▸ **MATERIAL PROVIDED**:
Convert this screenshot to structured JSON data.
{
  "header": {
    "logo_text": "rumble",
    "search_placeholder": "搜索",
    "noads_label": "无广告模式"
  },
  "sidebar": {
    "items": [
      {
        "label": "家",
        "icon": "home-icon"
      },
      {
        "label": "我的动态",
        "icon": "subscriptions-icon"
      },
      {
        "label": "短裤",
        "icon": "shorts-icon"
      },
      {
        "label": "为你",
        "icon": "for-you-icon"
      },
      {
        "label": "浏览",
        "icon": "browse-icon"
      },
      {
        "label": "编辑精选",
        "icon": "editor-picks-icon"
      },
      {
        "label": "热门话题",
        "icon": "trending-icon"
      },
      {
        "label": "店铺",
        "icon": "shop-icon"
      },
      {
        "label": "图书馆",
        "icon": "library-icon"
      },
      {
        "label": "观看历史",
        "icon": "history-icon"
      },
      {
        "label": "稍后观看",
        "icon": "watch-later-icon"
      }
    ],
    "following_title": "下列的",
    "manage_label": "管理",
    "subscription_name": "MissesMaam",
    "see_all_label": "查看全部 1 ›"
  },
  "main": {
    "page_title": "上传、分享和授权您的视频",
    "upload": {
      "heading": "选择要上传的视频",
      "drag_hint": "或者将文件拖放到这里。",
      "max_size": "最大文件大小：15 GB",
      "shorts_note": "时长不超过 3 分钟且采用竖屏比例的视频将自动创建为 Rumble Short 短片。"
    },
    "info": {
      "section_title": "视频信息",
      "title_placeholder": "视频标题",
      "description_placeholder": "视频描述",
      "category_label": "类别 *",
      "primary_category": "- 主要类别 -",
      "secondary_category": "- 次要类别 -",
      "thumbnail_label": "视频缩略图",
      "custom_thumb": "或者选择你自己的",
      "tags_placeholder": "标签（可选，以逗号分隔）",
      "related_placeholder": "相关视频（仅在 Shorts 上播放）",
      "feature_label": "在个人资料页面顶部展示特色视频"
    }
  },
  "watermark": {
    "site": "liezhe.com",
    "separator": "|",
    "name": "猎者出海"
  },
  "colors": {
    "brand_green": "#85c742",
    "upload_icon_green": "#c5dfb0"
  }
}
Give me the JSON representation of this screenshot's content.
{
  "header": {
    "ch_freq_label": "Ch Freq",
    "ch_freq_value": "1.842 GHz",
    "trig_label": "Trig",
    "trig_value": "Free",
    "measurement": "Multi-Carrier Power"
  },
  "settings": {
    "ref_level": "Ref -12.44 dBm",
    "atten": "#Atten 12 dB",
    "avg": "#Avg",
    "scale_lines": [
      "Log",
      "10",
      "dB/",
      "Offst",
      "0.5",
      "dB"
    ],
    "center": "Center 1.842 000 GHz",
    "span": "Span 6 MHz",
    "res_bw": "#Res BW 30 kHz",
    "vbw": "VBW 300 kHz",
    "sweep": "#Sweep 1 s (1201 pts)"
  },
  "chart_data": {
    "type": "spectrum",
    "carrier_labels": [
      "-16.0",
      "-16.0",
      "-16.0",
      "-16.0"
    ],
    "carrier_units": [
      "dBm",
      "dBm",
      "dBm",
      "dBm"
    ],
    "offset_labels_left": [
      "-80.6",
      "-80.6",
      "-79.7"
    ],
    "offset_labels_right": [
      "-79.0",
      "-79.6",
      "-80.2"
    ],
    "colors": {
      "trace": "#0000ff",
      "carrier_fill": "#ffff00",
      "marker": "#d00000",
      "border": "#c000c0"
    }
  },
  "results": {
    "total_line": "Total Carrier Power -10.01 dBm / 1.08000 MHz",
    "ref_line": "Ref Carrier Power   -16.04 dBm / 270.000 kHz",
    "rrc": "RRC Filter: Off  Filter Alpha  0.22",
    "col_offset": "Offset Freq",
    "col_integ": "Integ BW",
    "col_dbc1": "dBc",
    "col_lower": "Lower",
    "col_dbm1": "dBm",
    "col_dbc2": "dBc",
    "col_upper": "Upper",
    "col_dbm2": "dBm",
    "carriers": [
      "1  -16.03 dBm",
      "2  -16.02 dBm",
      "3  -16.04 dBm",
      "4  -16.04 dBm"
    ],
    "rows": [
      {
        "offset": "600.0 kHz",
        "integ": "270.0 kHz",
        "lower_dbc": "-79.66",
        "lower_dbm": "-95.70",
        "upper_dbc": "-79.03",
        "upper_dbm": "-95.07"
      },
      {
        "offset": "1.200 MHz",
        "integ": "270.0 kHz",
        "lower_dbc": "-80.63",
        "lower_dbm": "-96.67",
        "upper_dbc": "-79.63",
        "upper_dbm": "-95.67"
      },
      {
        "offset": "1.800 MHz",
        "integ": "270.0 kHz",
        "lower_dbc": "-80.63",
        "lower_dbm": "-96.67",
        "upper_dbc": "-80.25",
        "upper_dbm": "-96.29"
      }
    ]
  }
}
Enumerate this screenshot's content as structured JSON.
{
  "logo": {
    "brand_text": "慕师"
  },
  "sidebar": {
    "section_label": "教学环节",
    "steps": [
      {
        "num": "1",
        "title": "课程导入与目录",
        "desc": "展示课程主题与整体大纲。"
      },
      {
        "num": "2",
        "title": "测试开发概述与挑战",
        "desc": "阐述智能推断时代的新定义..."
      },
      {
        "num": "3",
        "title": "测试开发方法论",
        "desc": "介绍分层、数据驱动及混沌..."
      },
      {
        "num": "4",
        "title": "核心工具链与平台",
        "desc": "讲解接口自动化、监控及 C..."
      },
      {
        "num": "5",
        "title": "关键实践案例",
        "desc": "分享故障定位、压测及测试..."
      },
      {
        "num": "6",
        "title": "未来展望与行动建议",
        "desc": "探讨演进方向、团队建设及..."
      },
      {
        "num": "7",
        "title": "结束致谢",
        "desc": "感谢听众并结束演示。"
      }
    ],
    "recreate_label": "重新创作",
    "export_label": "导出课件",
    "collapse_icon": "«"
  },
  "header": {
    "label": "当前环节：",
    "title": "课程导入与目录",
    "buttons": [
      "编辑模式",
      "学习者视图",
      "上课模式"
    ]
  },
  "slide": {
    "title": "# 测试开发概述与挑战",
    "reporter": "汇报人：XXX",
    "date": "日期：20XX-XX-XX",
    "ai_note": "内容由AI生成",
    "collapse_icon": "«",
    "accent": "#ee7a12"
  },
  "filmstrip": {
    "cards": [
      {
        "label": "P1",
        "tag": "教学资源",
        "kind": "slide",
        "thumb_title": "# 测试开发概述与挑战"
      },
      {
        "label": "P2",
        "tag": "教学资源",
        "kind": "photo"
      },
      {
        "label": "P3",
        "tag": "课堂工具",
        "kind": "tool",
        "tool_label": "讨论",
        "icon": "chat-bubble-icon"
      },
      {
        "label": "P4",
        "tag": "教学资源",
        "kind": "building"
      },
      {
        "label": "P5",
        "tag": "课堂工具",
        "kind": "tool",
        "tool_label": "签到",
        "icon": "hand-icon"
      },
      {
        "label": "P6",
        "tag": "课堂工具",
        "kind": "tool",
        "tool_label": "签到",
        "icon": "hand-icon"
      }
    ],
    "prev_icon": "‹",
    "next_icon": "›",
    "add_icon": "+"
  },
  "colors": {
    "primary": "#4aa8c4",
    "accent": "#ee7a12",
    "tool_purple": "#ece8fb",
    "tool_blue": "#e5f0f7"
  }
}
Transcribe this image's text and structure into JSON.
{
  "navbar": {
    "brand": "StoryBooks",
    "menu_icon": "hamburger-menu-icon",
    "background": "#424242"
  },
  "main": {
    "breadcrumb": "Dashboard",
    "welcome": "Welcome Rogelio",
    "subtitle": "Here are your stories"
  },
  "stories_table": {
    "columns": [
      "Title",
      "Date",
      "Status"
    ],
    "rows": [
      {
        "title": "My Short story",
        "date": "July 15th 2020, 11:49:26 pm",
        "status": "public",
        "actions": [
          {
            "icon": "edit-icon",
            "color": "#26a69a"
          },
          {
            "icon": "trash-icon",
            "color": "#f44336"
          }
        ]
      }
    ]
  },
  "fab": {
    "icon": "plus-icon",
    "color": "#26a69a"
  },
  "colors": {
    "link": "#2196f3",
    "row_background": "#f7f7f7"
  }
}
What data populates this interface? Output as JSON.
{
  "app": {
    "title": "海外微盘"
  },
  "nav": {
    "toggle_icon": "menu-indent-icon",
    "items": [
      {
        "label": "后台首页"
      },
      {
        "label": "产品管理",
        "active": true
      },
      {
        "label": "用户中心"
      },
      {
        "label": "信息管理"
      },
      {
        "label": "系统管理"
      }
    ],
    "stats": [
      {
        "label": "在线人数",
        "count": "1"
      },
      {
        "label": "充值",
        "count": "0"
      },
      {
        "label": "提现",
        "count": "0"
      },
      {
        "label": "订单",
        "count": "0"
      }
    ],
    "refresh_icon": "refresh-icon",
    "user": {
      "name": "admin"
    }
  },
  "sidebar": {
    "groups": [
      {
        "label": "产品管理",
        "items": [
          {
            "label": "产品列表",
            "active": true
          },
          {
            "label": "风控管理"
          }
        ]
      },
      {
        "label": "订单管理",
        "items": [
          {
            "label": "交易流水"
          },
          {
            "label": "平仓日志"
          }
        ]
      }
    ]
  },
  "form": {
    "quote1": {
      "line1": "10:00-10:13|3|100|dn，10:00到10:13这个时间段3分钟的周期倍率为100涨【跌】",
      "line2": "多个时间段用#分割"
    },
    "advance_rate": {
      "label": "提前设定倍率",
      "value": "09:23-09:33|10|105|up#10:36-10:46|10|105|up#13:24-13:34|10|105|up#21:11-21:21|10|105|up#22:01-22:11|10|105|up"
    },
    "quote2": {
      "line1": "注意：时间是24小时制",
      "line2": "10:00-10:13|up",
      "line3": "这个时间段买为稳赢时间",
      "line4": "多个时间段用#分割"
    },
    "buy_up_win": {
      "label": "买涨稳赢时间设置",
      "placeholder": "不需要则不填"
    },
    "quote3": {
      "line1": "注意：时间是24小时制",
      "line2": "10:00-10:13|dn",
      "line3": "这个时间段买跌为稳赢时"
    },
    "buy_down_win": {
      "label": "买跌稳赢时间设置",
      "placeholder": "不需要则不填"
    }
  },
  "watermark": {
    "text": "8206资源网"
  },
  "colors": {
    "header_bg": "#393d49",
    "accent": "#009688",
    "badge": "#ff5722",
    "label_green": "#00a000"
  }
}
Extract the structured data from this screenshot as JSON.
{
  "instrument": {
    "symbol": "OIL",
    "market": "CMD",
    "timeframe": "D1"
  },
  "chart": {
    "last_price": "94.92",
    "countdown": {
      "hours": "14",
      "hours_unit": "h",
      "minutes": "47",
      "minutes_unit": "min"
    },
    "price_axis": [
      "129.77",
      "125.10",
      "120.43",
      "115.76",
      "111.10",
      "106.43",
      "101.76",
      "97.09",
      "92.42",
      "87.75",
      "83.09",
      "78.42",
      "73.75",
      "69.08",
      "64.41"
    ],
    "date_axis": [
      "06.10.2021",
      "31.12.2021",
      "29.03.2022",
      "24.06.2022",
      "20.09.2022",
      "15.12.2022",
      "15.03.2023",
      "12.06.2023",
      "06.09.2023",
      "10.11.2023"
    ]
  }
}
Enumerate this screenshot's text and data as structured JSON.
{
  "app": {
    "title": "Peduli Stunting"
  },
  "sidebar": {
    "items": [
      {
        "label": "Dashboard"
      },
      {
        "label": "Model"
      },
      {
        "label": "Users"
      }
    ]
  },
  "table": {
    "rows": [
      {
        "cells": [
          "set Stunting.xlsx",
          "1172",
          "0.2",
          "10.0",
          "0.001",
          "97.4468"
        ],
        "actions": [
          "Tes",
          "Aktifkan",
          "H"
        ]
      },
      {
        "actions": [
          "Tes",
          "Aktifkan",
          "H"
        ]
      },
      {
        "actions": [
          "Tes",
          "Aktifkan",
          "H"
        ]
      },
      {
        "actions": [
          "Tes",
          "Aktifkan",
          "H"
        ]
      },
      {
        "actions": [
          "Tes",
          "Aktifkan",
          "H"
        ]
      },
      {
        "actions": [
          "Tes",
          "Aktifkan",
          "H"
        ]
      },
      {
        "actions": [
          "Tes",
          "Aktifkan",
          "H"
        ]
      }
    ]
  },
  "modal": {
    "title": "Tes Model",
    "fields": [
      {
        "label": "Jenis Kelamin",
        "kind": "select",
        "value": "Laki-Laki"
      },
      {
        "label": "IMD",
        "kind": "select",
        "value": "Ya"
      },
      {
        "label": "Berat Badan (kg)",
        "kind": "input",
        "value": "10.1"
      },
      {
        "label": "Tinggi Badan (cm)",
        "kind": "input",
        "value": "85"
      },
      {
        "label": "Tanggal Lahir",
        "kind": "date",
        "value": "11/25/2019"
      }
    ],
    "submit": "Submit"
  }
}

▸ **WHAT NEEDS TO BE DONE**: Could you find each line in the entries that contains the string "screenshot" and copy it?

▸ **ANSWER**:
Convert this screenshot to structured JSON data.
Give me the JSON representation of this screenshot's content.
Enumerate this screenshot's content as structured JSON.
Extract the structured data from this screenshot as JSON.
Enumerate this screenshot's text and data as structured JSON.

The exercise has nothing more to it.